(WHAT THE TASK ASKS) Return every line of the data exactly as it appears.

EXTRACTED INFORMATION Block Start

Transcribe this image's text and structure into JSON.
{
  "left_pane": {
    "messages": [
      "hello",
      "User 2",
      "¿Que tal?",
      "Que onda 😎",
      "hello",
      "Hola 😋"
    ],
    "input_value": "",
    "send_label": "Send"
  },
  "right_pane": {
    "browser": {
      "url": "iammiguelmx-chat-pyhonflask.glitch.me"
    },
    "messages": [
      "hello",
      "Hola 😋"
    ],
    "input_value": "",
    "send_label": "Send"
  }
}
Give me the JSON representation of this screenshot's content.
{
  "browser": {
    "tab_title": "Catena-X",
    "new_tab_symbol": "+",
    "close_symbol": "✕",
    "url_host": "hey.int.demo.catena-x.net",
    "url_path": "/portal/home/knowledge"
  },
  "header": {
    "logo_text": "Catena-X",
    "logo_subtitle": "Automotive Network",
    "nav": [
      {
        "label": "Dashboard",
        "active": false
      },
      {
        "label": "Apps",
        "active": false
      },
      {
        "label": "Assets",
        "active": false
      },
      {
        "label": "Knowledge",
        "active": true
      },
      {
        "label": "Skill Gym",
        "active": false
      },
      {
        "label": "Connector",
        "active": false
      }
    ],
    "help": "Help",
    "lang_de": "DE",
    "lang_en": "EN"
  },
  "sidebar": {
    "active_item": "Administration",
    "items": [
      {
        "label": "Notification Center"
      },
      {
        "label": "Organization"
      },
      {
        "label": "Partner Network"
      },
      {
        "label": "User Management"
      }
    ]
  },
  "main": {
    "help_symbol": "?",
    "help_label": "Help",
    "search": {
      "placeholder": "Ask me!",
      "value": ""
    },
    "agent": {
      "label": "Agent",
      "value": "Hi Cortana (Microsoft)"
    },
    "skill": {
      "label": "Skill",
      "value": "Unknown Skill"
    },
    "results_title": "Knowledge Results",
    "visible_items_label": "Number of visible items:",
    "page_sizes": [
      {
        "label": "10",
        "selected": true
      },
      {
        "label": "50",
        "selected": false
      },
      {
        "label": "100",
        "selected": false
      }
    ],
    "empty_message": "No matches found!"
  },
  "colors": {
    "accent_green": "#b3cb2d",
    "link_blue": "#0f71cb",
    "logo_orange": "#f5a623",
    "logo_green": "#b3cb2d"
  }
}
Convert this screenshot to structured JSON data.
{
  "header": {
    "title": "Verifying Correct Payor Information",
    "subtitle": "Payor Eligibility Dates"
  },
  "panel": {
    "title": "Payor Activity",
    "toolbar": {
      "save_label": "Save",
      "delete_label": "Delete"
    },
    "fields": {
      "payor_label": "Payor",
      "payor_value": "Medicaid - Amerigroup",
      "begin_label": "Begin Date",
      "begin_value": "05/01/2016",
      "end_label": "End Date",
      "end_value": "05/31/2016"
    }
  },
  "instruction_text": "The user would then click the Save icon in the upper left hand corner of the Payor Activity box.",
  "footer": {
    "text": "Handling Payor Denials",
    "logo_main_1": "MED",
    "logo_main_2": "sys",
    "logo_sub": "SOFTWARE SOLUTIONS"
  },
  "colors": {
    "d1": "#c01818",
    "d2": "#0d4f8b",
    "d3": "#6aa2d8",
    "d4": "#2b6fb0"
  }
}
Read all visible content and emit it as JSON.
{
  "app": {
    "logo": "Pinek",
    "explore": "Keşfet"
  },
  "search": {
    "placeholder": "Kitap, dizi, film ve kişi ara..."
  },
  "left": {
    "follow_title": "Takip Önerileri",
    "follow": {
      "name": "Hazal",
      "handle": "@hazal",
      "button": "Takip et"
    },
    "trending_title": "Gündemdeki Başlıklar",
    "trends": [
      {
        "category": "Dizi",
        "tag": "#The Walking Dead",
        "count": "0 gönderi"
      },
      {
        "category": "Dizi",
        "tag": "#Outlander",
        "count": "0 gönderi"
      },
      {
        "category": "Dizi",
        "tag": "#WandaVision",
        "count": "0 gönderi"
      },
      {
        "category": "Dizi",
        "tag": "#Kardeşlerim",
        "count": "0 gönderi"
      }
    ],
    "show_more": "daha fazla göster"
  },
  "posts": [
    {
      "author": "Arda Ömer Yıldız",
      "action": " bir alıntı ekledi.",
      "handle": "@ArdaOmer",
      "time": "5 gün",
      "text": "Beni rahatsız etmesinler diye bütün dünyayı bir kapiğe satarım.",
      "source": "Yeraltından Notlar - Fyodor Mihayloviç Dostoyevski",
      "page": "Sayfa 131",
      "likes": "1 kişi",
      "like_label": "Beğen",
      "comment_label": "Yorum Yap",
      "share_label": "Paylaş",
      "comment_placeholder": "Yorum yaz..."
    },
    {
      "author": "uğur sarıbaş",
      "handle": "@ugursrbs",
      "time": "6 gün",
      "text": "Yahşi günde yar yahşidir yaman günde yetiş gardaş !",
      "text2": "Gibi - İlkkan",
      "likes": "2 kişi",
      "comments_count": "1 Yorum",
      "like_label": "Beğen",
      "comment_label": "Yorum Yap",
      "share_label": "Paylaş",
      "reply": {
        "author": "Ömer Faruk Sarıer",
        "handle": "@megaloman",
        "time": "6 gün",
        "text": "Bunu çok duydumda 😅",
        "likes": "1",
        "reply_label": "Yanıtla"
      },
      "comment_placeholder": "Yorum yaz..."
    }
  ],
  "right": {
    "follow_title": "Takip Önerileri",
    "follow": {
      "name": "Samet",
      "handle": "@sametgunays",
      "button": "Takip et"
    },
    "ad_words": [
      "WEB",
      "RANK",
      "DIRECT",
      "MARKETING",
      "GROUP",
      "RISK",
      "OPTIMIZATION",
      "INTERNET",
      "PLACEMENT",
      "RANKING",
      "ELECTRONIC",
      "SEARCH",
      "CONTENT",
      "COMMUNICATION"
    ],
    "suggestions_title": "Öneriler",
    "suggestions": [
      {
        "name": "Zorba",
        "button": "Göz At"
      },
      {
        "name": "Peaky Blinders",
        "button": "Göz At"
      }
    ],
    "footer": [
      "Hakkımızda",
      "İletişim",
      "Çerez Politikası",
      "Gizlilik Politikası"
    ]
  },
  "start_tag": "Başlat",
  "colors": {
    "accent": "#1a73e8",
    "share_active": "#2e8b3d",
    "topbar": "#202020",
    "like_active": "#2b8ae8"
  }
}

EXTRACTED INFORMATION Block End

(OUTPUT OF THE TASK)
Transcribe this image's text and structure into JSON.
{
  "left_pane": {
    "messages": [
      "hello",
      "User 2",
      "¿Que tal?",
      "Que onda 😎",
      "hello",
      "Hola 😋"
    ],
    "input_value": "",
    "send_label": "Send"
  },
  "right_pane": {
    "browser": {
      "url": "iammiguelmx-chat-pyhonflask.glitch.me"
    },
    "messages": [
      "hello",
      "Hola 😋"
    ],
    "input_value": "",
    "send_label": "Send"
  }
}
Give me the JSON representation of this screenshot's content.
{
  "browser": {
    "tab_title": "Catena-X",
    "new_tab_symbol": "+",
    "close_symbol": "✕",
    "url_host": "hey.int.demo.catena-x.net",
    "url_path": "/portal/home/knowledge"
  },
  "header": {
    "logo_text": "Catena-X",
    "logo_subtitle": "Automotive Network",
    "nav": [
      {
        "label": "Dashboard",
        "active": false
      },
      {
        "label": "Apps",
        "active": false
      },
      {
        "label": "Assets",
        "active": false
      },
      {
        "label": "Knowledge",
        "active": true
      },
      {
        "label": "Skill Gym",
        "active": false
      },
      {
        "label": "Connector",
        "active": false
      }
    ],
    "help": "Help",
    "lang_de": "DE",
    "lang_en": "EN"
  },
  "sidebar": {
    "active_item": "Administration",
    "items": [
      {
        "label": "Notification Center"
      },
      {
        "label": "Organization"
      },
      {
        "label": "Partner Network"
      },
      {
        "label": "User Management"
      }
    ]
  },
  "main": {
    "help_symbol": "?",
    "help_label": "Help",
    "search": {
      "placeholder": "Ask me!",
      "value": ""
    },
    "agent": {
      "label": "Agent",
      "value": "Hi Cortana (Microsoft)"
    },
    "skill": {
      "label": "Skill",
      "value": "Unknown Skill"
    },
    "results_title": "Knowledge Results",
    "visible_items_label": "Number of visible items:",
    "page_sizes": [
      {
        "label": "10",
        "selected": true
      },
      {
        "label": "50",
        "selected": false
      },
      {
        "label": "100",
        "selected": false
      }
    ],
    "empty_message": "No matches found!"
  },
  "colors": {
    "accent_green": "#b3cb2d",
    "link_blue": "#0f71cb",
    "logo_orange": "#f5a623",
    "logo_green": "#b3cb2d"
  }
}
Convert this screenshot to structured JSON data.
{
  "header": {
    "title": "Verifying Correct Payor Information",
    "subtitle": "Payor Eligibility Dates"
  },
  "panel": {
    "title": "Payor Activity",
    "toolbar": {
      "save_label": "Save",
      "delete_label": "Delete"
    },
    "fields": {
      "payor_label": "Payor",
      "payor_value": "Medicaid - Amerigroup",
      "begin_label": "Begin Date",
      "begin_value": "05/01/2016",
      "end_label": "End Date",
      "end_value": "05/31/2016"
    }
  },
  "instruction_text": "The user would then click the Save icon in the upper left hand corner of the Payor Activity box.",
  "footer": {
    "text": "Handling Payor Denials",
    "logo_main_1": "MED",
    "logo_main_2": "sys",
    "logo_sub": "SOFTWARE SOLUTIONS"
  },
  "colors": {
    "d1": "#c01818",
    "d2": "#0d4f8b",
    "d3": "#6aa2d8",
    "d4": "#2b6fb0"
  }
}
Read all visible content and emit it as JSON.
{
  "app": {
    "logo": "Pinek",
    "explore": "Keşfet"
  },
  "search": {
    "placeholder": "Kitap, dizi, film ve kişi ara..."
  },
  "left": {
    "follow_title": "Takip Önerileri",
    "follow": {
      "name": "Hazal",
      "handle": "@hazal",
      "button": "Takip et"
    },
    "trending_title": "Gündemdeki Başlıklar",
    "trends": [
      {
        "category": "Dizi",
        "tag": "#The Walking Dead",
        "count": "0 gönderi"
      },
      {
        "category": "Dizi",
        "tag": "#Outlander",
        "count": "0 gönderi"
      },
      {
        "category": "Dizi",
        "tag": "#WandaVision",
        "count": "0 gönderi"
      },
      {
        "category": "Dizi",
        "tag": "#Kardeşlerim",
        "count": "0 gönderi"
      }
    ],
    "show_more": "daha fazla göster"
  },
  "posts": [
    {
      "author": "Arda Ömer Yıldız",
      "action": " bir alıntı ekledi.",
      "handle": "@ArdaOmer",
      "time": "5 gün",
      "text": "Beni rahatsız etmesinler diye bütün dünyayı bir kapiğe satarım.",
      "source": "Yeraltından Notlar - Fyodor Mihayloviç Dostoyevski",
      "page": "Sayfa 131",
      "likes": "1 kişi",
      "like_label": "Beğen",
      "comment_label": "Yorum Yap",
      "share_label": "Paylaş",
      "comment_placeholder": "Yorum yaz..."
    },
    {
      "author": "uğur sarıbaş",
      "handle": "@ugursrbs",
      "time": "6 gün",
      "text": "Yahşi günde yar yahşidir yaman günde yetiş gardaş !",
      "text2": "Gibi - İlkkan",
      "likes": "2 kişi",
      "comments_count": "1 Yorum",
      "like_label": "Beğen",
      "comment_label": "Yorum Yap",
      "share_label": "Paylaş",
      "reply": {
        "author": "Ömer Faruk Sarıer",
        "handle": "@megaloman",
        "time": "6 gün",
        "text": "Bunu çok duydumda 😅",
        "likes": "1",
        "reply_label": "Yanıtla"
      },
      "comment_placeholder": "Yorum yaz..."
    }
  ],
  "right": {
    "follow_title": "Takip Önerileri",
    "follow": {
      "name": "Samet",
      "handle": "@sametgunays",
      "button": "Takip et"
    },
    "ad_words": [
      "WEB",
      "RANK",
      "DIRECT",
      "MARKETING",
      "GROUP",
      "RISK",
      "OPTIMIZATION",
      "INTERNET",
      "PLACEMENT",
      "RANKING",
      "ELECTRONIC",
      "SEARCH",
      "CONTENT",
      "COMMUNICATION"
    ],
    "suggestions_title": "Öneriler",
    "suggestions": [
      {
        "name": "Zorba",
        "button": "Göz At"
      },
      {
        "name": "Peaky Blinders",
        "button": "Göz At"
      }
    ],
    "footer": [
      "Hakkımızda",
      "İletişim",
      "Çerez Politikası",
      "Gizlilik Politikası"
    ]
  },
  "start_tag": "Başlat",
  "colors": {
    "accent": "#1a73e8",
    "share_active": "#2e8b3d",
    "topbar": "#202020",
    "like_active": "#2b8ae8"
  }
}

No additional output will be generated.